Few things can test your toughness better than working out on an empty stomach. First, you feel the gnawing emptiness of your stomach calling for food. Then, you start to feel the sluggishness that comes from a lack of sustenance.
Pushing through that wall of hunger can make you tougher but it won't help you burn fat faster. At the end of the day, weight loss is something that happens over time, very gradually, and is a product of how much food you eat every day.
Fasted cardio is the popular term for doing cardio on an empty stomach. If you want to do it properly you eat dinner, go to bed, wake up in the morning, and go for your run. That way, you'll have gone without food for around 8 hours, which is plenty of time for your stomach to burn through last night's dinner.
The theory is that your body will have burned through all of its available energy from the last meal and that when you start running you will be dipping into your body's energy reserves. That means that all of the energy for your run should come from the energy reserves in your fat. If you eat a meal before your run then you would theoretically burn through the energy of that meal instead of your body's energy reserves.
What Research Says
When this concept was first being studied, it looked very promising. Researchers would have their study subjects run on a treadmill and connect a machine to them that measures the air that they breathe in and out. With this machine, they can determine whether the subject is using fat or carbs as an energy source.
As it turns out, the group of subjects running on an empty stomach stayed in the fat burning zone longer than the carb burning zone. The group who ate before the run used more carbs for energy. It seems like this would seal the deal and make it known that running on an empty stomach burns more fat, but there was a problem: both groups of people lost the same amount of weight.
Why You Won't Burn More Fat
Even though you might use more fat for energy during a run if you didn't eat before, the effects balance themselves out through the day in a few ways.
The first problem is that you are going to be really, really hungry after your run. You'll be so ravenous throughout the rest of the day that you'll probably end up eating as much food as you would have if you ate before the run.
It's also tough to keep up the intensity during a run when you haven't given your body any energy beforehand. If you eat before your run you'll be able to push a little bit harder and burn more calories that way.
The same thing is true for the number of calories that you burn after you run. If you can run harder you will not only burn more calories during your run but you will use more energy throughout the day as your body recovers.
At the end of the day, it's not worth running on an empty stomach if your goal is to burn fat. The big difference is that you will be more hungry if you run on an empty stomach and it will be more uncomfortable. Another big difference doesn't have to do with fat loss, but muscle mass.

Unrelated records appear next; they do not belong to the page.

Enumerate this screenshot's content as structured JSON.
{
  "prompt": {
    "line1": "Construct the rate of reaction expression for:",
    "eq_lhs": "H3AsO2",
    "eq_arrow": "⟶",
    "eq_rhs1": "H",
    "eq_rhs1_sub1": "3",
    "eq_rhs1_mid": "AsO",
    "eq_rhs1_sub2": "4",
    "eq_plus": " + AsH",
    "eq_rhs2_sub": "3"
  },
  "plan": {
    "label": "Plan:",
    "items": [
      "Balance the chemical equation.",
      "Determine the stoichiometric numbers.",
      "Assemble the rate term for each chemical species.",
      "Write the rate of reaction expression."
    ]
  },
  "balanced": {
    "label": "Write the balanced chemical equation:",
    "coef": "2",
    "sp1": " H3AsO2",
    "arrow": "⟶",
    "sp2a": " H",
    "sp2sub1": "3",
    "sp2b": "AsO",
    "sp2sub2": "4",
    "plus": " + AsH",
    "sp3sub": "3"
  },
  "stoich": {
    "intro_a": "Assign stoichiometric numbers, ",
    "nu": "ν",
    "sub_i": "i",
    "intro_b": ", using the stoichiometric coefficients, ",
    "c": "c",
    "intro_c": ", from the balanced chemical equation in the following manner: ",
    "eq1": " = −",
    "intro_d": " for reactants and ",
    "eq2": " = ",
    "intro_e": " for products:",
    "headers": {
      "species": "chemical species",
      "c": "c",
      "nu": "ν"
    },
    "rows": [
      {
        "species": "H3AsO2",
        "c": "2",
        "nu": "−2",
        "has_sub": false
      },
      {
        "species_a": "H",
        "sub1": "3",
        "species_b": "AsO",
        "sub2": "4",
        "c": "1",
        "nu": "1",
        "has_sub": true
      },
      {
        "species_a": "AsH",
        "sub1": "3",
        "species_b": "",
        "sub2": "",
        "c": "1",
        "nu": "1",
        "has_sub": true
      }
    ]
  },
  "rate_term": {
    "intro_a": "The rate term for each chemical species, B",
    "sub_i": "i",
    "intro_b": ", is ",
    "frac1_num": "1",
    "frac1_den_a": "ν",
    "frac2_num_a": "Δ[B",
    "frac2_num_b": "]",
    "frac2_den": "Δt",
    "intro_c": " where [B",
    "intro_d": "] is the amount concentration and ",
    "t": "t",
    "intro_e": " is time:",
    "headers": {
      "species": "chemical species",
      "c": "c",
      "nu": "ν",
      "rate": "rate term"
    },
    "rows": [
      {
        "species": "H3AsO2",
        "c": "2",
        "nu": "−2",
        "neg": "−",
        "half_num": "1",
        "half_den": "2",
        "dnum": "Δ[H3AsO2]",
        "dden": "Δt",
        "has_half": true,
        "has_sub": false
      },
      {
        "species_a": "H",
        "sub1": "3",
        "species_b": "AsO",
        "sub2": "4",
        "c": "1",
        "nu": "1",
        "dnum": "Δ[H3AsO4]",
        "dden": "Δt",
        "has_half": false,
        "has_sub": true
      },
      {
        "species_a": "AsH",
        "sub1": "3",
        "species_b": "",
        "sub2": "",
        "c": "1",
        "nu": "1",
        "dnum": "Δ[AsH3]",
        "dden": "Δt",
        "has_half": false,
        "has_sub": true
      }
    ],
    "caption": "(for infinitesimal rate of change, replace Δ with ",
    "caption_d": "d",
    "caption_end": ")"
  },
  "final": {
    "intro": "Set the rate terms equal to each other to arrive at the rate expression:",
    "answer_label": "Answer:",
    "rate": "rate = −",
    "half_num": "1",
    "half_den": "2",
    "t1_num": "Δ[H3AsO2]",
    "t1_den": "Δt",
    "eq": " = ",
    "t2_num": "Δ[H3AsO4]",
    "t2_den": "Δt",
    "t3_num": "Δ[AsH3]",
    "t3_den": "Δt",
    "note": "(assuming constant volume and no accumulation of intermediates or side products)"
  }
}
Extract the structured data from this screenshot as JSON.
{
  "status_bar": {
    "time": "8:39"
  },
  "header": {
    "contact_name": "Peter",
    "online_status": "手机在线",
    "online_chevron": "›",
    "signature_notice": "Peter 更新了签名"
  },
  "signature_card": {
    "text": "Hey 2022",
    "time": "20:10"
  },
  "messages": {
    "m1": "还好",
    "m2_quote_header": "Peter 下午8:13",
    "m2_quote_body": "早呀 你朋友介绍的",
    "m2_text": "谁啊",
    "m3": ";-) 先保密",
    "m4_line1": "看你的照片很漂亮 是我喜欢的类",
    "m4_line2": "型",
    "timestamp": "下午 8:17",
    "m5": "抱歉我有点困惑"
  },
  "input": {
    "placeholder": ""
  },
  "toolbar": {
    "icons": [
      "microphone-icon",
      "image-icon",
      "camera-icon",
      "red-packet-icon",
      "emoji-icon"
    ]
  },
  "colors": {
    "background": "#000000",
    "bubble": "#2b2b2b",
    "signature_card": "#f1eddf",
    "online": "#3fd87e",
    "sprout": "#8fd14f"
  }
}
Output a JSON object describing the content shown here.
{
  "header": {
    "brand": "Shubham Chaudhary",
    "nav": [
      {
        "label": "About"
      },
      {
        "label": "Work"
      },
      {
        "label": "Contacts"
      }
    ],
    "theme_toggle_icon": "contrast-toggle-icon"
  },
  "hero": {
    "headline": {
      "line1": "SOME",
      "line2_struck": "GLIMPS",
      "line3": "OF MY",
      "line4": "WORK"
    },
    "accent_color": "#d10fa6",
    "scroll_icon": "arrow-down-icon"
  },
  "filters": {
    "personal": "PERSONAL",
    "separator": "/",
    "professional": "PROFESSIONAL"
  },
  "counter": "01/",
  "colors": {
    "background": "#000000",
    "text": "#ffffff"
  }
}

You're more likely to lose muscle mass if you run on an empty stomach. That's because your body is more likely to pull energy from your muscles to fuel your run. If you're trying to gain muscle or even just preserve it, don't take a chance by running while fasted.
- Journal of the International Society of Sports Nutrition: Body composition changes associated with fasted versus non-fasted aerobic exercise
- lookgreatnaked.com: Does Cardio After an Overnight Fast Maximize Fat Loss?
- Examine: Is it better to do aerobic exercise fasted?
- American Journal of Physiology: Muscle protein synthesis and gene expression during recovery from aerobic exercise in the fasted and fed states